A better understanding of the legal status of an unincorporated association should encourage committee members to regularly attend committee meetings and be pro-active in decision-making
- Check whether your association’s constitution entitles a committee member to an indemnity from the funds of the association for any claim made against them as a result of their proper exercise of duties
If there isn’t an indemnity in an association’s constitution, it should consider including one although an indemnity is only of value if the association has funds to pay a claim
- Committee members should check their association’s constitution to establish if they have authority to enter into a contract or arrangement and that you are authorised to do so by the management committee
Authority to enter into a contract or arrangement will not exclude a committee member from personal liability although it should at least ensure that all of the other committee members are also liable
- Where possible, associations should try to insure against the risks faced by its members and committee members
Whilst an association will have to pay insurance premiums, this outlay will be worth every penny it should a claim ever be forthcoming
- Finally, if associations are in any doubt as to what protective measures it should have in place, it should seek legal advice
It is a myth that all legal advice is expensive – at Morton Fraser, we provide sports clubs with fixed fee quotes so they have certainty about costs.
What about incorporation?

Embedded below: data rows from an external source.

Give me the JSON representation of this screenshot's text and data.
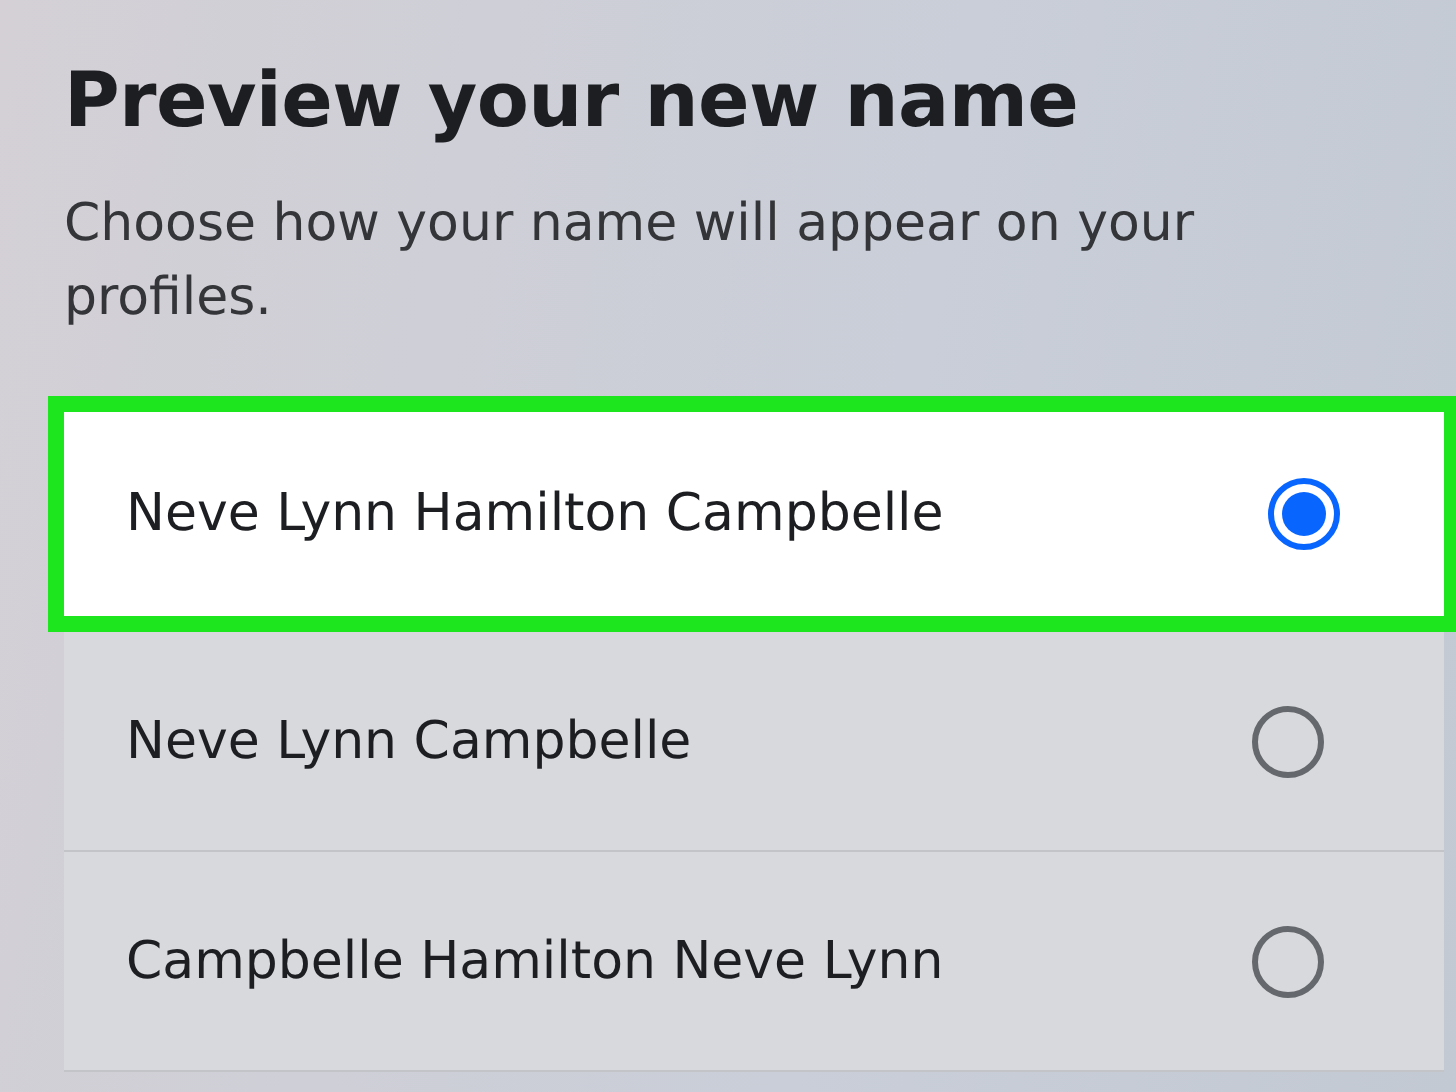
{
  "title": "Preview your new name",
  "description": "Choose how your name will appear on your profiles.",
  "options": [
    {
      "label": "Neve Lynn Hamilton Campbelle",
      "selected": true,
      "highlighted": true
    },
    {
      "label": "Neve Lynn Campbelle",
      "selected": false,
      "highlighted": false
    },
    {
      "label": "Campbelle Hamilton Neve Lynn",
      "selected": false,
      "highlighted": false
    }
  ]
}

If your club is an unincorporated association and it is concerned about the personal liability of its committee members, it should consider the possibility of incorporating as either a company limited by guarantee or as a company limited by shares.

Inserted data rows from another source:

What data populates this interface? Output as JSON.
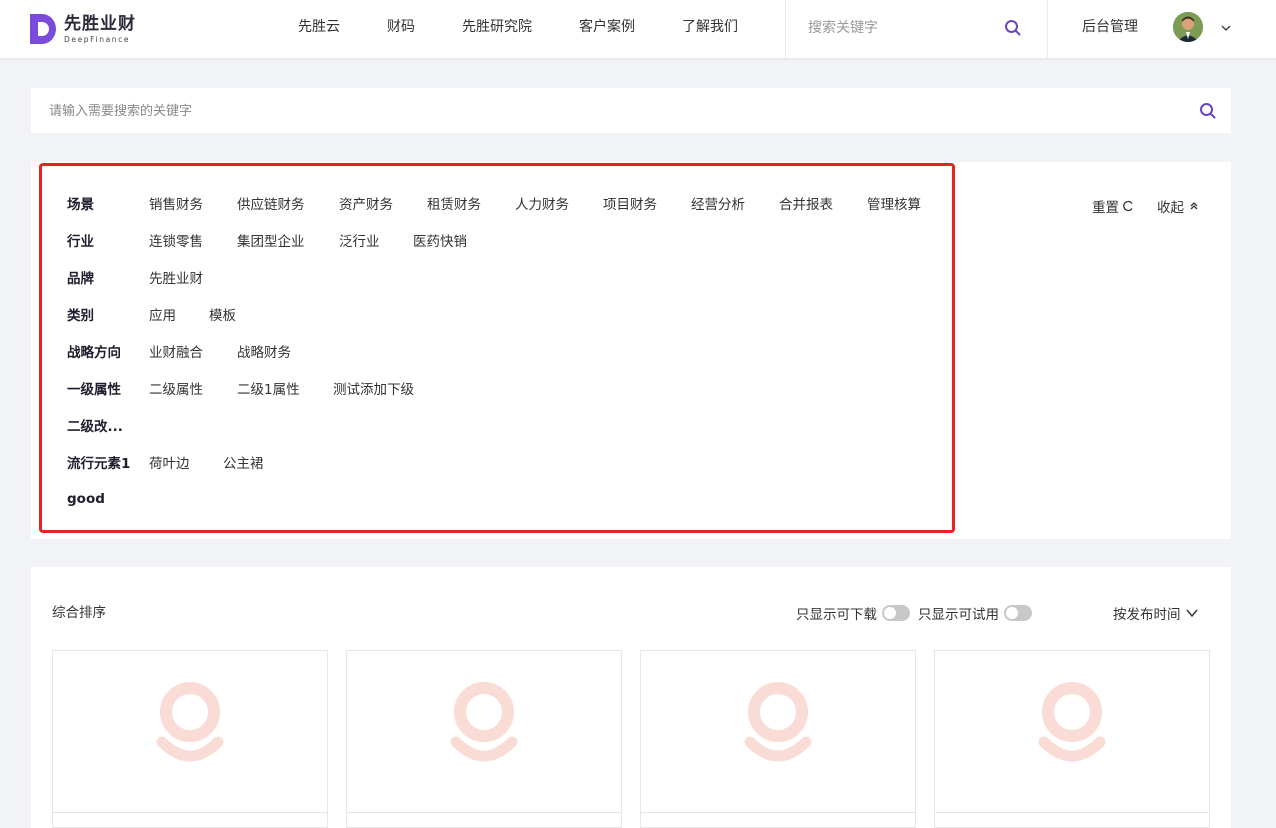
{
  "brand": {
    "name_cn": "先胜业财",
    "name_en": "DeepFinance",
    "color": "#7a4cd9"
  },
  "nav": {
    "items": [
      "先胜云",
      "财码",
      "先胜研究院",
      "客户案例",
      "了解我们"
    ]
  },
  "top_search": {
    "placeholder": "搜索关键字"
  },
  "admin": {
    "label": "后台管理"
  },
  "main_search": {
    "placeholder": "请输入需要搜索的关键字"
  },
  "filters": {
    "reset_label": "重置",
    "collapse_label": "收起",
    "rows": [
      {
        "label": "场景",
        "options": [
          "销售财务",
          "供应链财务",
          "资产财务",
          "租赁财务",
          "人力财务",
          "项目财务",
          "经营分析",
          "合并报表",
          "管理核算"
        ]
      },
      {
        "label": "行业",
        "options": [
          "连锁零售",
          "集团型企业",
          "泛行业",
          "医药快销"
        ]
      },
      {
        "label": "品牌",
        "options": [
          "先胜业财"
        ]
      },
      {
        "label": "类别",
        "options": [
          "应用",
          "模板"
        ]
      },
      {
        "label": "战略方向",
        "options": [
          "业财融合",
          "战略财务"
        ]
      },
      {
        "label": "一级属性",
        "options": [
          "二级属性",
          "二级1属性",
          "测试添加下级"
        ]
      },
      {
        "label": "二级改...",
        "options": []
      },
      {
        "label": "流行元素1",
        "options": [
          "荷叶边",
          "公主裙"
        ]
      },
      {
        "label": "good",
        "options": []
      }
    ],
    "highlight_color": "#e52420"
  },
  "results": {
    "sort_label": "综合排序",
    "toggle_download_label": "只显示可下载",
    "toggle_trial_label": "只显示可试用",
    "sort_time_label": "按发布时间",
    "placeholder_color": "#fadcd6"
  }
}
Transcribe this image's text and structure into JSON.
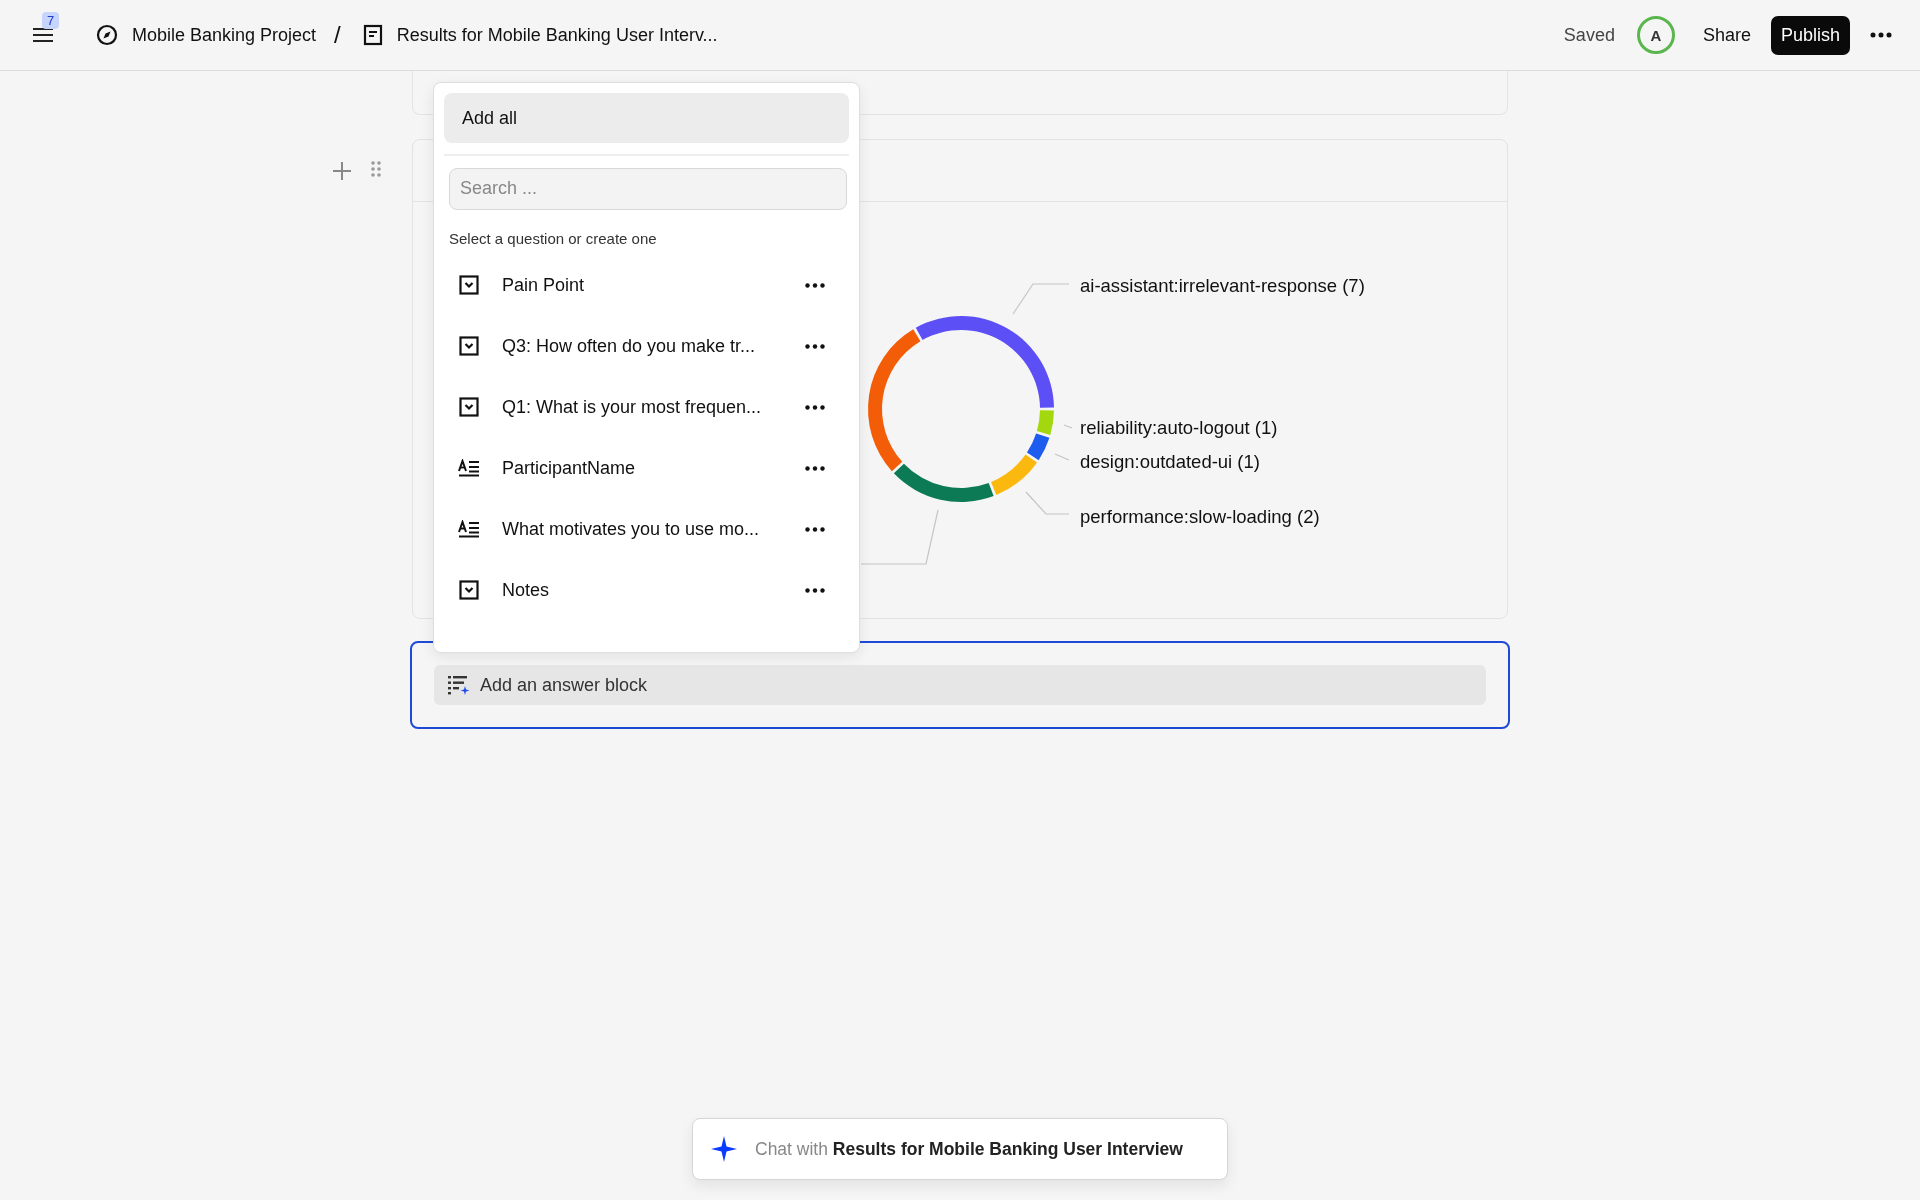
{
  "topbar": {
    "notification_count": "7",
    "breadcrumbs": [
      {
        "kind": "project",
        "label": "Mobile Banking Project"
      },
      {
        "kind": "document",
        "label": "Results for Mobile Banking User Interv..."
      }
    ],
    "separator": "/",
    "status": "Saved",
    "avatar": "A",
    "share": "Share",
    "publish": "Publish"
  },
  "dropdown": {
    "add_all": "Add all",
    "search": {
      "placeholder": "Search ..."
    },
    "hint": "Select a question or create one",
    "items": [
      {
        "kind": "choice",
        "label": "Pain Point"
      },
      {
        "kind": "choice",
        "label": "Q3: How often do you make tr..."
      },
      {
        "kind": "choice",
        "label": "Q1: What is your most frequen..."
      },
      {
        "kind": "text",
        "label": "ParticipantName"
      },
      {
        "kind": "text",
        "label": "What motivates you to use mo..."
      },
      {
        "kind": "choice",
        "label": "Notes"
      }
    ]
  },
  "chart": {
    "chart_data": {
      "type": "donut",
      "categories": [
        "ai-assistant:irrelevant-response (7)",
        "reliability:auto-logout (1)",
        "design:outdated-ui (1)",
        "performance:slow-loading (2)",
        null,
        null
      ],
      "values": [
        7,
        1,
        1,
        2,
        4,
        6
      ],
      "colors": [
        "#5b4ff5",
        "#a3d80f",
        "#1e5cf0",
        "#fbb80f",
        "#0b7a55",
        "#f45d07"
      ]
    }
  },
  "answer_block": {
    "label": "Add an answer block",
    "focused": true
  },
  "chat": {
    "text": "Chat with **Results for Mobile Banking User Interview**"
  }
}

Company limited by guarantee
Companies limited by guarantee are often the entity of choice for sports clubs, charities and other non-profit making organisations.
A guarantee company has separate legal personality and therefore can (in its own name) enter into contracts, sue or be sued, own or lease property and employ members of staff. In addition, a guarantee company has no share capital and does not pay dividends to its members. Instead, each member simply guarantees to pay a small amount of money if the company ever becomes insolvent (can be as little as £1).

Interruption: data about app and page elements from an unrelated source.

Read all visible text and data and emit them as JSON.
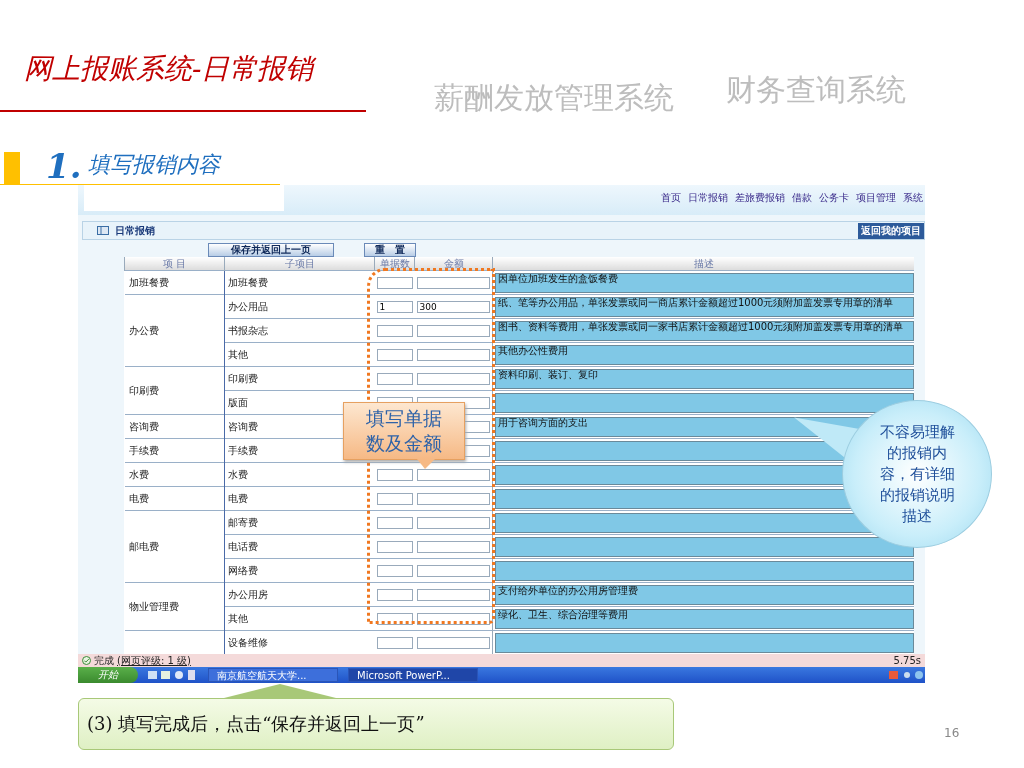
{
  "slide": {
    "title": "网上报账系统-日常报销",
    "tabs": [
      {
        "label": "薪酬发放管理系统"
      },
      {
        "label": "财务查询系统"
      }
    ],
    "step_number": "1.",
    "step_title": "填写报销内容",
    "page_number": "16"
  },
  "browser": {
    "nav": [
      "首页",
      "日常报销",
      "差旅费报销",
      "借款",
      "公务卡",
      "项目管理",
      "系统"
    ],
    "section_title": "日常报销",
    "back_button": "返回我的项目",
    "buttons": [
      "保存并返回上一页",
      "重　置"
    ],
    "columns": [
      "项 目",
      "子项目",
      "单据数",
      "金额",
      "描述"
    ],
    "categories": [
      {
        "name": "加班餐费",
        "items": [
          {
            "name": "加班餐费",
            "description": "因单位加班发生的盒饭餐费"
          }
        ]
      },
      {
        "name": "办公费",
        "items": [
          {
            "name": "办公用品",
            "count": "1",
            "amount": "300",
            "description": "纸、笔等办公用品，单张发票或同一商店累计金额超过1000元须附加盖发票专用章的清单"
          },
          {
            "name": "书报杂志",
            "description": "图书、资料等费用，单张发票或同一家书店累计金额超过1000元须附加盖发票专用章的清单"
          },
          {
            "name": "其他",
            "description": "其他办公性费用"
          }
        ]
      },
      {
        "name": "印刷费",
        "items": [
          {
            "name": "印刷费",
            "description": "资料印刷、装订、复印"
          },
          {
            "name": "版面"
          }
        ]
      },
      {
        "name": "咨询费",
        "items": [
          {
            "name": "咨询费",
            "description": "用于咨询方面的支出"
          }
        ]
      },
      {
        "name": "手续费",
        "items": [
          {
            "name": "手续费"
          }
        ]
      },
      {
        "name": "水费",
        "items": [
          {
            "name": "水费"
          }
        ]
      },
      {
        "name": "电费",
        "items": [
          {
            "name": "电费"
          }
        ]
      },
      {
        "name": "邮电费",
        "items": [
          {
            "name": "邮寄费"
          },
          {
            "name": "电话费"
          },
          {
            "name": "网络费"
          }
        ]
      },
      {
        "name": "物业管理费",
        "items": [
          {
            "name": "办公用房",
            "description": "支付给外单位的办公用房管理费"
          },
          {
            "name": "其他",
            "description": "绿化、卫生、综合治理等费用"
          }
        ]
      },
      {
        "items": [
          {
            "name": "设备维修"
          }
        ]
      }
    ],
    "status": {
      "text": "完成",
      "link": "(网页评级: 1 级)",
      "time": "5.75s"
    },
    "taskbar": {
      "start": "开始",
      "tasks": [
        "南京航空航天大学...",
        "Microsoft PowerP..."
      ]
    }
  },
  "callouts": {
    "fill_hint": "填写单据数及金额",
    "bubble": "不容易理解的报销内容，有详细的报销说明描述",
    "footer": "(3) 填写完成后，点击“保存并返回上一页”"
  }
}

If the company becomes insolvent, each member will only be liable to pay up to the amount which they have guaranteed.
The constitution of the company is set out in its articles of association and the members of the company will usually have the power to elect the directors who will have the responsibility of running the company on a day-to-day basis.
Company limited by shares
Whilst there are similarities between companies limited by shares and companies limited by guarantee such as having separate legal personality and limited liability (for companies limited by shares, members’ liability is limited to the amount unpaid on any shares held by them), one of the fundamental differences between the two is that companies limited by shares are generally established with a view to making a profit.
A company limited by shares will have a share capital and its members will be issued with shares and will be entitled to the payment of dividends.
Advantages/Disadvantages to incorporation as a limited company
There are several advantages and disadvantages to incorporation. These are:
- separate legal personality – a limited company can, in its own name, enter into contracts, sue or be sued, own or lease property and employ members of staff;
- limited liability of members – if things go wrong and the company is unable to pay its debts, the liability of members will be restricted to the amount which they have guaranteed (for companies limited by guarantee) or the amount which remains unpaid for their shares (for companies limited by shares)
- more paperwork required to operate a limited company– companies must file annual returns and annual accounts with Companies House and additional filings will be required if significant changes are made to the company such as the appointment or resignation of a director
- company information is stored on a public register at Companies House – the general public can access information about a company’s directors, members and accounts